Today I’m continuing the story of Fidesz’s mafia methods as perfected by Lajos Simicska, the financial wizard of the party. I will pick up the story at the time of the campaign that preceded the election of 1998, which Viktor Orbán with the help of József Torgyán, chairman of the Smallholders Party, won.
For the campaign Fidesz needed money. Lots of money. Enter Gábor Princz, chairman of Postabank, which was a state-run bank. The name of the bank accurately reflected its structure. Its branches operated at post offices and thus could reach a wide clientele. Princz ran the bank in a totally irresponsible manner and handsomely paid politicians on both sides for expected favors. He was also very generous when it came to support of the media and organizations connected to culture. Eventually, Postabank went bankrupt, but before that happened Princz used his bank’s assets to support Fidesz’s election campaign. Gábor Kuncze, chairman of the liberal SZDSZ, calculated that Postabank lent and/or gave 800 million forints to Fidesz. Since a few months later there was no Postabank, it is unlikely that Fidesz ever had to pay this money back.
If Princz thought that his generosity toward Fidesz would save him, he was wrong. One of the very first moves of the Orbán government was to remove him from his post as head of the bank. Princz moved to Austria for a while where he felt a great deal safer. Meanwhile, the government began to take care of the immense debts that Postbank had managed to accumulate. Eventually, they calculated the amount of money which according to their experts was needed to put things in order: 152 billion forints. Naturally, Princz himself doubted this figure, which was not surprising. But even people like Imre Tarafás, at the time head of the Állami Pénz- és Tőkepiaci Felügyelet, the organization that supervised bank and monetary transactions, in his report for the year 1999 claimed that the government spent far too much money trying to straighten out Postabank’s accounts. Tarafás was asked by Orbán to resign. When he declined, the government created a new office with a similar mandate and abolished Tarafás’s organization. Tarafás was not the only one who had doubts about the financial needs of Postabank. In 2006 it came to light that at the time KEHI, the government financial supervisory body, also noticed several very shady real estate deals in connection with the consolidation of Postabank. However, István Stumpf, head of the prime minister’s office, suspended any further probe into the matter. But it looks as if about 50 billion forints disappeared in the process of cleaning up the books of Postabank.

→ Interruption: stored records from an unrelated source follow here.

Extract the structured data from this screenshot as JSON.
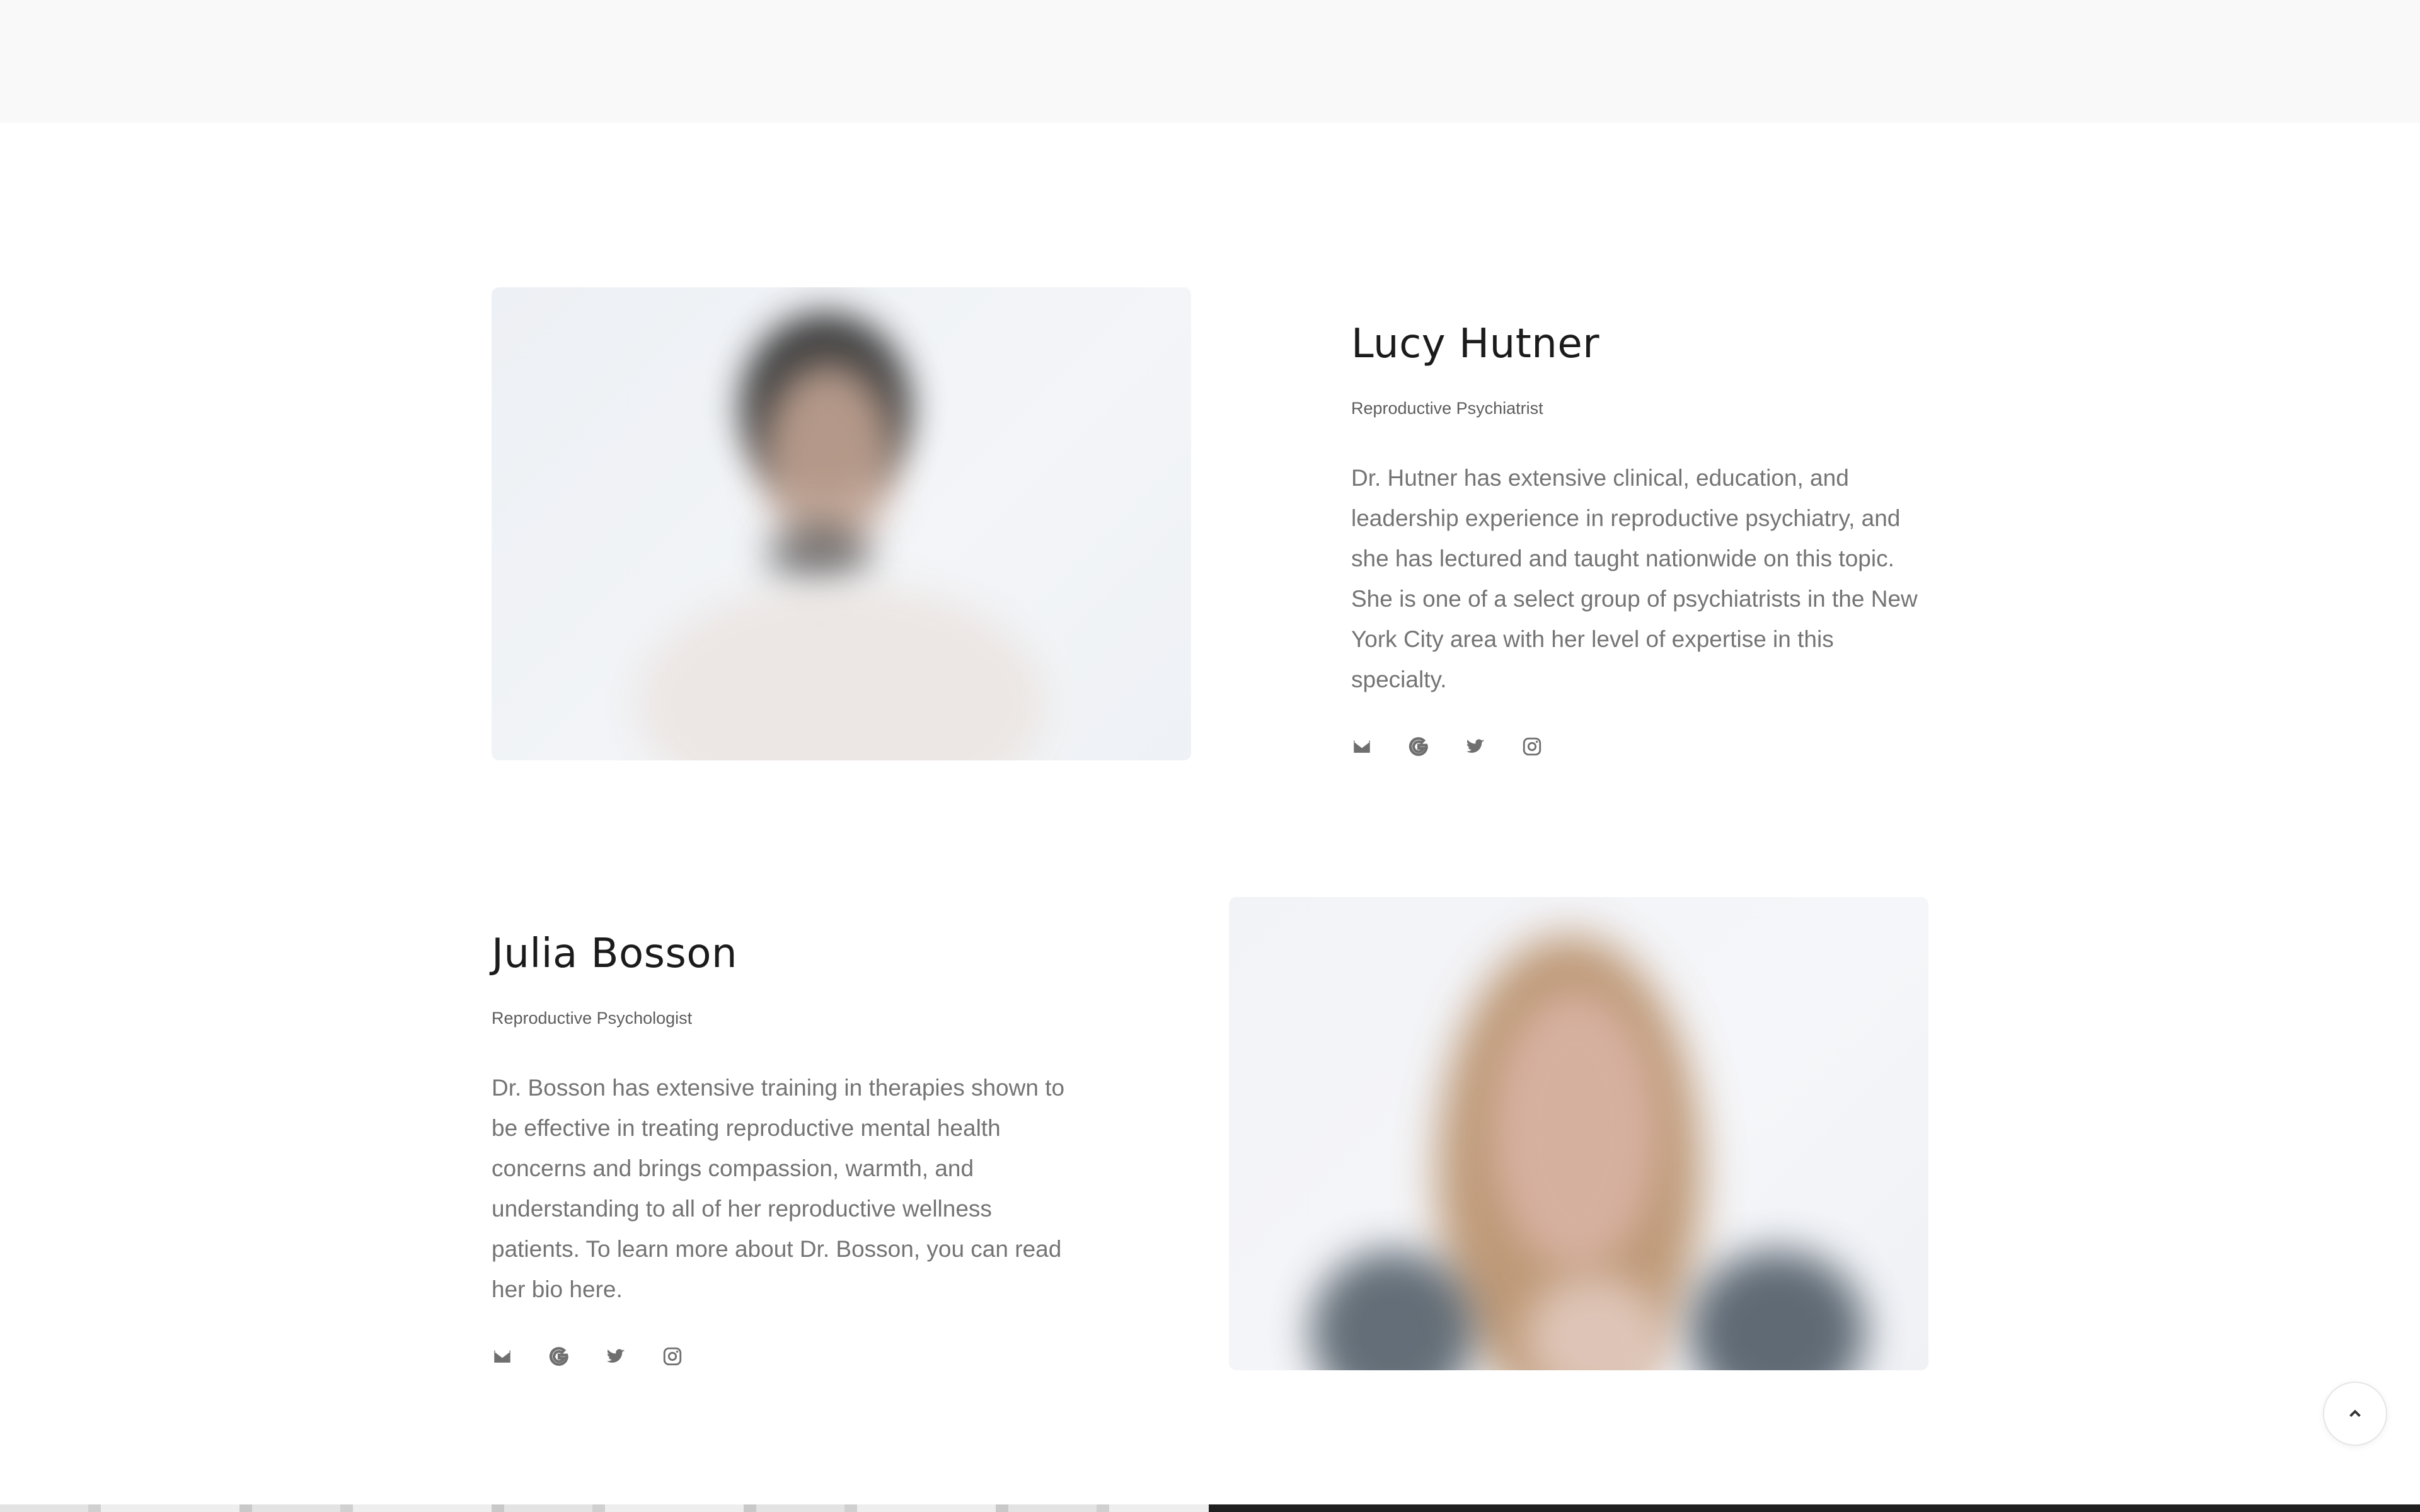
{
  "team": [
    {
      "name": "Lucy Hutner",
      "role": "Reproductive Psychiatrist",
      "bio": "Dr. Hutner has extensive clinical, education, and leadership experience in reproductive psychiatry, and she has lectured and taught nationwide on this topic. She is one of a select group of psychiatrists in the New York City area with her level of expertise in this specialty.",
      "socials": [
        "mail-icon",
        "google-icon",
        "twitter-icon",
        "instagram-icon"
      ]
    },
    {
      "name": "Julia Bosson",
      "role": "Reproductive Psychologist",
      "bio": "Dr. Bosson has extensive training in therapies shown to be effective in treating reproductive mental health concerns and brings compassion, warmth, and understanding to all of her reproductive wellness patients. To learn more about Dr. Bosson, you can read her bio here.",
      "socials": [
        "mail-icon",
        "google-icon",
        "twitter-icon",
        "instagram-icon"
      ]
    }
  ],
  "scroll_top_icon": "chevron-up-icon",
  "colors": {
    "top_band": "#f9f9f9",
    "name_text": "#1b1b1b",
    "body_text": "#747474",
    "icon": "#6f6f6f"
  }
}
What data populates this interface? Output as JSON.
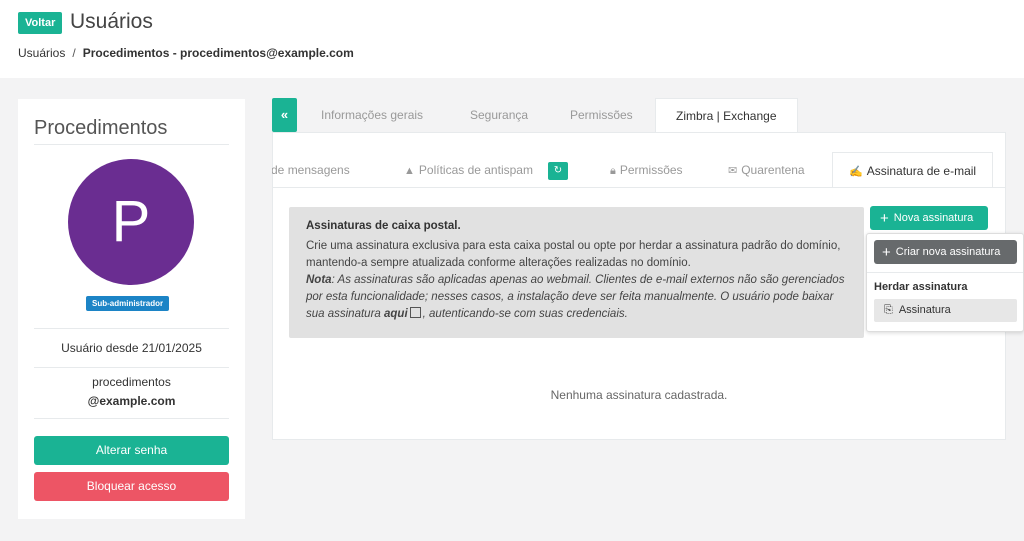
{
  "header": {
    "back_label": "Voltar",
    "title": "Usuários",
    "breadcrumb": {
      "root": "Usuários",
      "separator": "/",
      "current": "Procedimentos - procedimentos@example.com"
    }
  },
  "profile": {
    "name": "Procedimentos",
    "avatar_letter": "P",
    "avatar_color": "#6a2d91",
    "role_badge": "Sub-administrador",
    "since": "Usuário desde 21/01/2025",
    "login": "procedimentos",
    "domain": "@example.com",
    "change_password_label": "Alterar senha",
    "block_access_label": "Bloquear acesso"
  },
  "tabs": {
    "collapse_icon": "«",
    "items": [
      {
        "label": "Informações gerais"
      },
      {
        "label": "Segurança"
      },
      {
        "label": "Permissões"
      },
      {
        "label": "Zimbra | Exchange"
      }
    ],
    "active": "Zimbra | Exchange"
  },
  "subtabs": {
    "items": [
      {
        "label": "o de mensagens",
        "icon": ""
      },
      {
        "label": "Políticas de antispam",
        "icon": "warning-icon"
      },
      {
        "label": "Permissões",
        "icon": "lock-icon"
      },
      {
        "label": "Quarentena",
        "icon": "envelope-icon"
      },
      {
        "label": "Assinatura de e-mail",
        "icon": "signature-icon"
      }
    ],
    "active": "Assinatura de e-mail"
  },
  "info": {
    "title": "Assinaturas de caixa postal.",
    "body": "Crie uma assinatura exclusiva para esta caixa postal ou opte por herdar a assinatura padrão do domínio, mantendo-a sempre atualizada conforme alterações realizadas no domínio.",
    "note_label": "Nota",
    "note_text": ": As assinaturas são aplicadas apenas ao webmail. Clientes de e-mail externos não são gerenciados por esta funcionalidade; nesses casos, a instalação deve ser feita manualmente. O usuário pode baixar sua assinatura ",
    "note_link": "aqui",
    "note_end": ", autenticando-se com suas credenciais."
  },
  "actions": {
    "new_signature": "Nova assinatura",
    "create_new": "Criar nova assinatura",
    "inherit_header": "Herdar assinatura",
    "inherit_item": "Assinatura"
  },
  "empty_message": "Nenhuma assinatura cadastrada.",
  "colors": {
    "accent": "#1ab394",
    "danger": "#ed5565",
    "badge": "#1c84c6"
  }
}
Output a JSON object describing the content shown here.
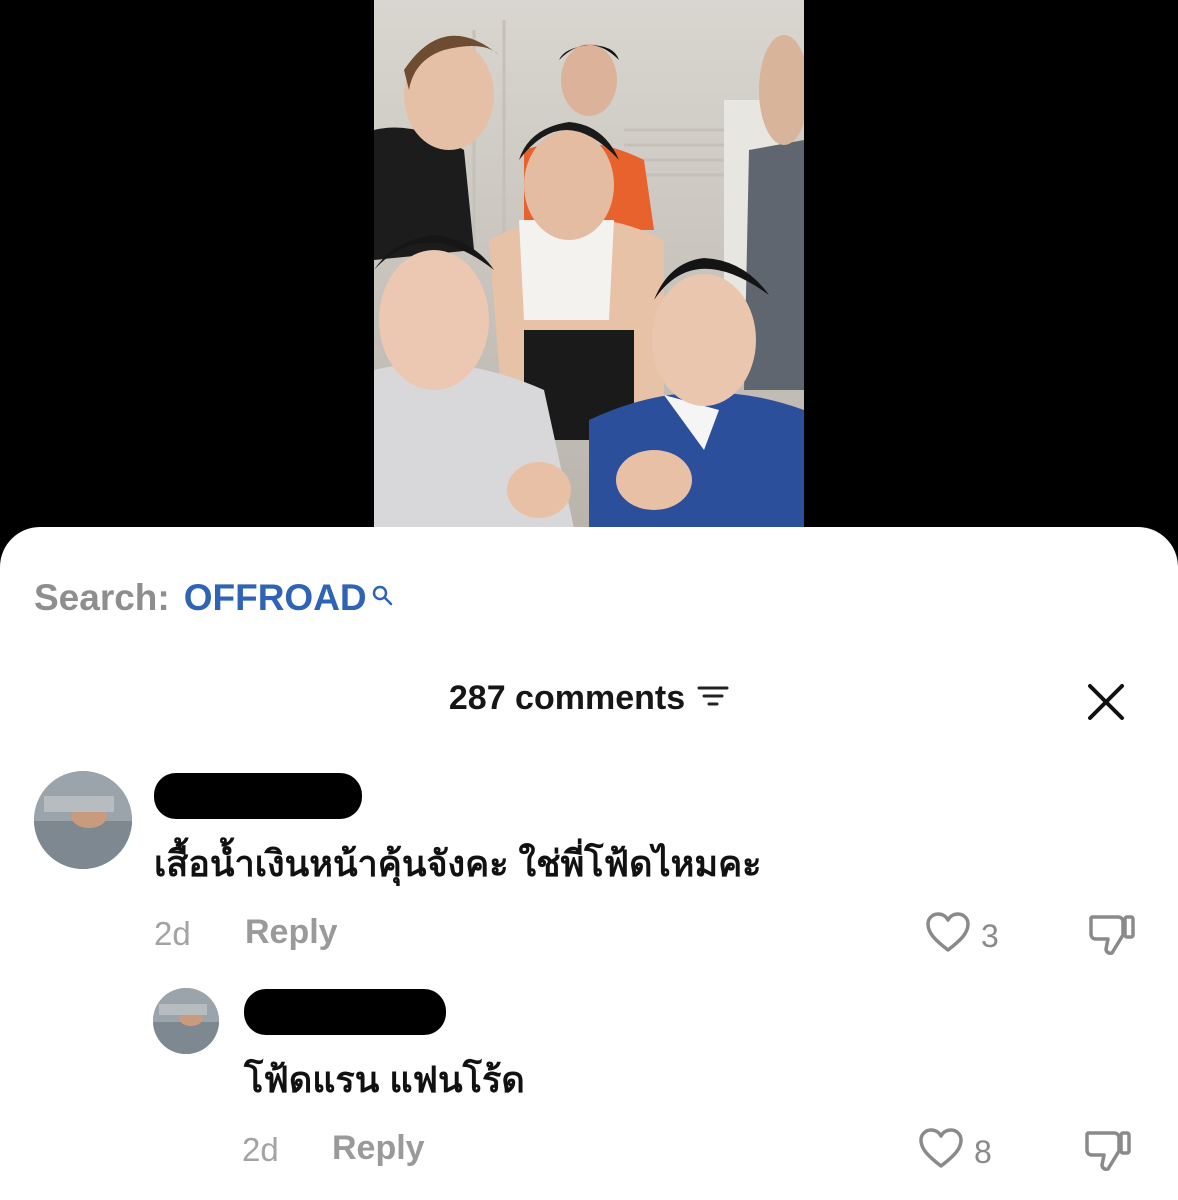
{
  "search": {
    "prefix": "Search:",
    "term": "OFFROAD"
  },
  "comments_header": {
    "count_label": "287 comments"
  },
  "comments": [
    {
      "text": "เสื้อน้ำเงินหน้าคุ้นจังคะ ใช่พี่โฟ้ดไหมคะ",
      "age": "2d",
      "reply_label": "Reply",
      "likes": "3"
    },
    {
      "text": "โฟ้ดแรน แฟนโร้ด",
      "age": "2d",
      "reply_label": "Reply",
      "likes": "8"
    }
  ],
  "icons": {
    "search": "magnifier-icon",
    "filter": "filter-icon",
    "close": "close-icon",
    "like": "heart-icon",
    "dislike": "thumbs-down-icon"
  },
  "colors": {
    "search_term": "#2f63b5",
    "sheet_bg": "#ffffff",
    "backdrop": "#000000"
  }
}
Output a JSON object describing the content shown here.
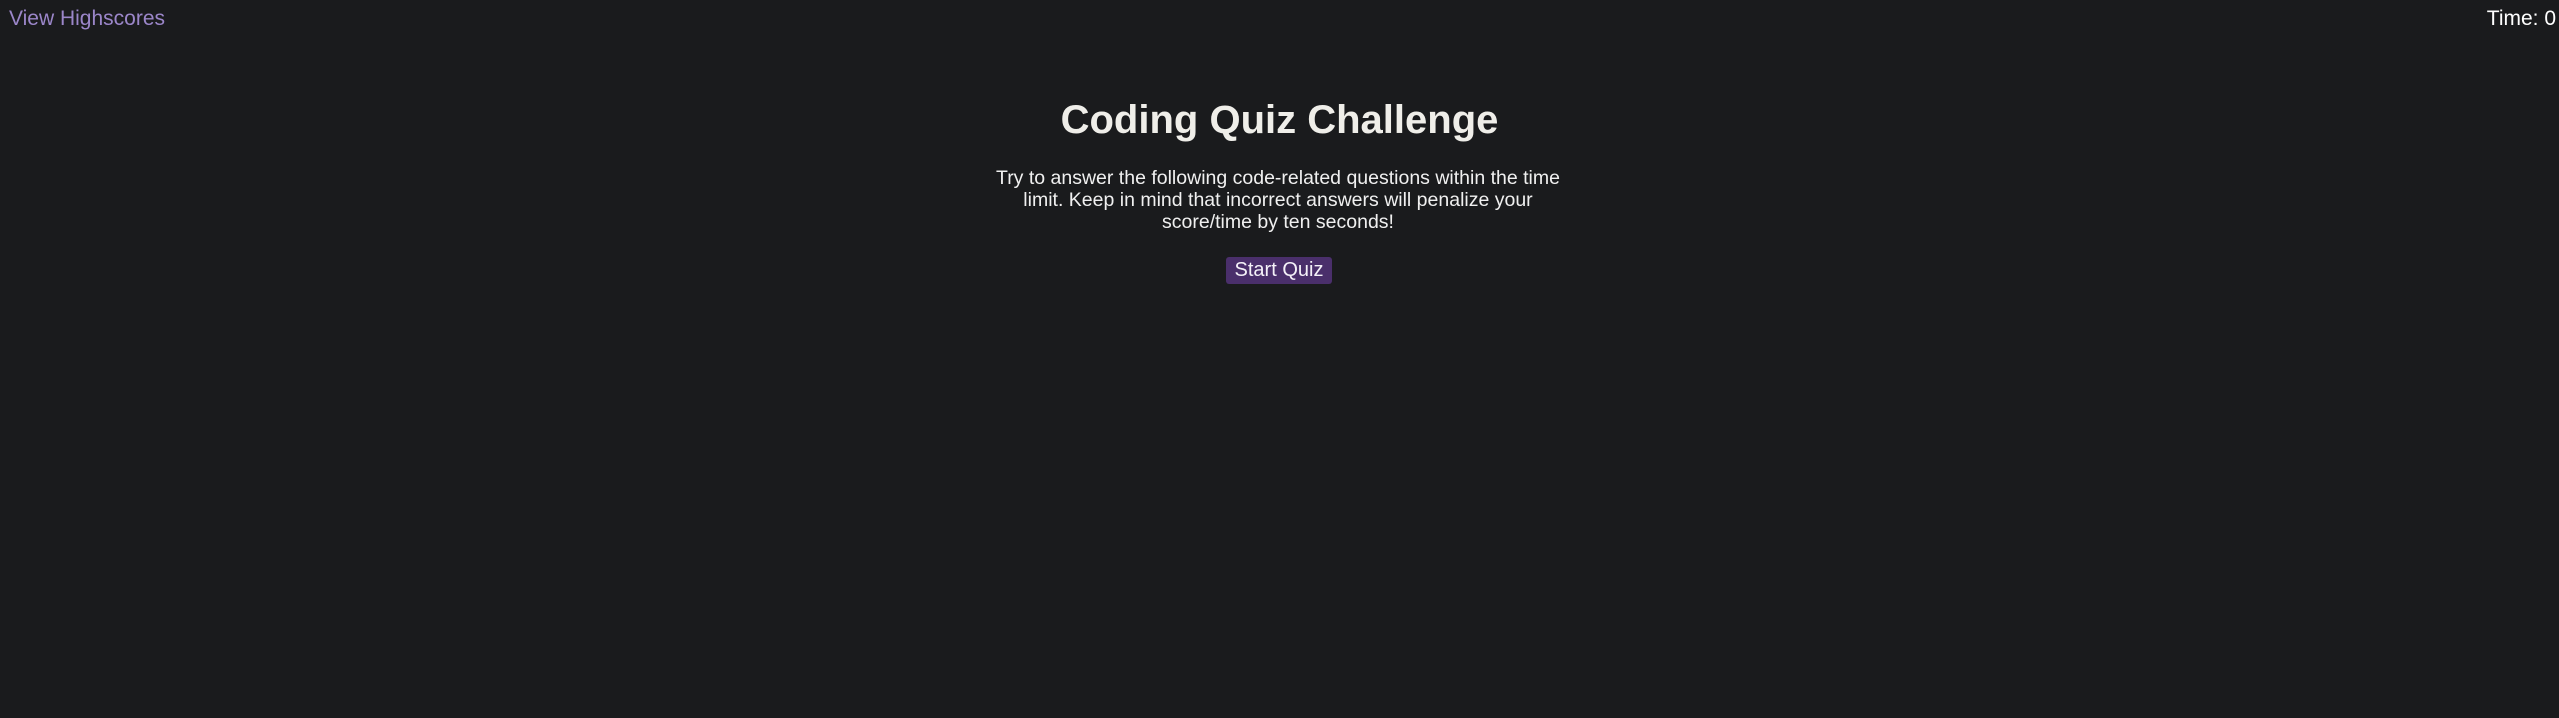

Once Fidesz won the election Viktor Orbán began building his political and financial power base. Corruption now became systemic and centralized. The Fidesz government established a number of entities that siphoned large sums of money from the public coffers. First, they set up something called Országimázs Központ (Country Image Center) whose duty it was to conduct a propaganda campaign lauding the outstanding performance of the country under Fidesz leadership. The man in charge was István Stumpf. This body handed out large contracts to two business ventures, Happy End Kft. and Ezüsthajó Kft. (Silver Ship), to stage large state events. One must keep in mind that the new millennium and the Hungarian Kingdom’s 1,000-year anniversary gave plenty of opportunity for lavish celebrations. Just the New Year’s Eve extravaganza, which by the way was a flop, cost, at least on paper, 3.75 billion forints. Several more billions were spent on celebrations all across the country, including the smallest villages, during the Hungarian millennium year. It seems that altogether the Országimázs Központ spent almost 13 billion forints on such events, and more than 90% of that amount was received by Happy End and Ezüsthajó.
It would be too long to list all the phony overpaid providers who were naturally members of the Fidesz inner circle or at least people with close connections to Fidesz. It is almost certain that some of the money paid out to these firms ended up in Fidesz coffers handled by Lajos Simicska.
The really big corruption cases, however, were connected to government investments, especially highway construction. Here the key organization was a state investment bank called Magyar Fejlesztési Bank (MFB, Hungarian Development Bank). The bank was supposed to give out loans for promising business ventures.
When Lajos Simicska left APEH, he got a job at this state investment bank and came up with a fiendishly clever scheme. Road construction was not handled directly by the government but by a company called Nemzeti Autópálya Rt., which was created by MFB specifically for this purpose. The beauty of the arrangement was that the rules and regulations that applied to projects financed by public money were not applicable here. For example, no competitive bidding was necessary. The next step was to designate a company to be the beneficiary of government orders. The chosen company was a leftover from the Kádár years called Vegyépszer. The name is typical of the many state companies that existed in the socialist period. But the name of this company indicates that it didn’t have anything to do with construction. Judging from its name, once upon a time it had something to do with chemicals. But that really didn’t matter because it wasn’t Vegyépszer that was going to do the work but hired subcontractors. Suddenly Vegyépszer received orders to the tune of 600 billion forints. From nothing it became as important a company between 1998 and 2002 as Lajos Simicska’s Közgép is today. I might add that Vegyépszer went bankrupt last year.
The question is how much of that money was returned to Fidesz. After the defeat of Fidesz in 2002, an old high school friend of Orbán, Simicska, and Varga told Debreczeni that the reason for Orbán’s electoral defeat was that “the boys were not satisfied with the customary 10%, they wanted 20% of everything.”
Of course, this is a very brief summary of exceedingly complicated financial transactions. I suggest that those who know Hungarian read the book. It is full of details about the functioning of MFB, which acted as a never ending source of government funds and also was involved in selling state properties to friends of Fidesz politicians under highly questionable circumstances. Some of the beneficiaries of these unsavory deals involving large state farms are still members of Viktor Orbán’s inner circle: Sándor Csányi, István Töröcskei, Zsolt Nyerges, and, yes, Lajos Simicska.
As for Fidesz’s current favorite company, Közgép, which gets almost 100% of government investments financed by the European Union, it belongs to Lajos Simicska himself. Or whoever stands behind him in the shadows.
To be continued